This exercise calls for copying every line below that holds the word "with".

*** Block opens ***

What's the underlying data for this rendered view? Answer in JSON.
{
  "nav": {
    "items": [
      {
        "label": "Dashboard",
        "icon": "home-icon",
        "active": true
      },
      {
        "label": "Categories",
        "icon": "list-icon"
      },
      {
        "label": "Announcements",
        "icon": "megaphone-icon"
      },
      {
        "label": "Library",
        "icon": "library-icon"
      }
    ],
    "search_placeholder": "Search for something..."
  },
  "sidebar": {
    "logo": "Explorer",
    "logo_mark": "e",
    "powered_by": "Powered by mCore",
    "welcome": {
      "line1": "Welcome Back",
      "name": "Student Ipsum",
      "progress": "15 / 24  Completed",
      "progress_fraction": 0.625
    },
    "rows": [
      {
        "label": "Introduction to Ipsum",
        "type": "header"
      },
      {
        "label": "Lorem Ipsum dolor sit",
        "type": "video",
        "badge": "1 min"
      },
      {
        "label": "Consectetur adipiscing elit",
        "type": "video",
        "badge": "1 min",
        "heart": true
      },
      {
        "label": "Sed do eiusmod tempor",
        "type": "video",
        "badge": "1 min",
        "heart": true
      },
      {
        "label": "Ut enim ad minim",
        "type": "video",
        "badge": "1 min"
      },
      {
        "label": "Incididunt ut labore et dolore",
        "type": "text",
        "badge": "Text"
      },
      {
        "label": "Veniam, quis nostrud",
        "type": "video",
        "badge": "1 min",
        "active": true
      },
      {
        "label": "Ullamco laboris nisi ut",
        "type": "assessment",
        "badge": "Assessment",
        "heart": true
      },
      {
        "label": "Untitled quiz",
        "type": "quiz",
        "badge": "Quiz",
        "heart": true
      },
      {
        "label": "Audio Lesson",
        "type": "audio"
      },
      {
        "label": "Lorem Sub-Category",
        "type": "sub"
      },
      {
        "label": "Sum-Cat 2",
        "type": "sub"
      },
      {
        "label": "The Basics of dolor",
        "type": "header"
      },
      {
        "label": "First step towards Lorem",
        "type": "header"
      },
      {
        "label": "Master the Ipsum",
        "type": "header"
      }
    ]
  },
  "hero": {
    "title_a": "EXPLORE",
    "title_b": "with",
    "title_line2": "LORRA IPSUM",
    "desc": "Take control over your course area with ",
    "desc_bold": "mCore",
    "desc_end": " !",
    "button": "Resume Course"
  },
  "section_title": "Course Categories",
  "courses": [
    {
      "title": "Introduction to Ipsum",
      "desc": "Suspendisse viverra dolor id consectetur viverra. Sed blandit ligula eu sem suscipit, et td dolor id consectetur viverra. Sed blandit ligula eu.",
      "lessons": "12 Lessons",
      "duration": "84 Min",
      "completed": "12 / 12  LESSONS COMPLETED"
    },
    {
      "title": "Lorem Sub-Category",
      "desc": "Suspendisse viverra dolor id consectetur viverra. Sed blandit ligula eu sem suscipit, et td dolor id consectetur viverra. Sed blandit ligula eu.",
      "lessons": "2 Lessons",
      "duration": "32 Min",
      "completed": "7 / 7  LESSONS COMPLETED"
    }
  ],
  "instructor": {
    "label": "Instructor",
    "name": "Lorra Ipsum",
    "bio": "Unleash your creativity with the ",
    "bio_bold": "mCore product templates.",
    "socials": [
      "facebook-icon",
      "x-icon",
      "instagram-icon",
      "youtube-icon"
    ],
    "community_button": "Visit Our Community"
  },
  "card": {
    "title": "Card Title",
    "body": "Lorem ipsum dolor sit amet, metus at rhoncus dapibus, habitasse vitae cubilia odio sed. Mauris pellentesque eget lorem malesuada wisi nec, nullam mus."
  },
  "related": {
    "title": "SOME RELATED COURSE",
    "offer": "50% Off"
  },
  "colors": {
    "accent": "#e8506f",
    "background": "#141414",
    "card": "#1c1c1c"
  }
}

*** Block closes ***

[EXERCISE RESULT]
    "title_b": "with",
    "desc": "Take control over your course area with ",
    "bio": "Unleash your creativity with the ",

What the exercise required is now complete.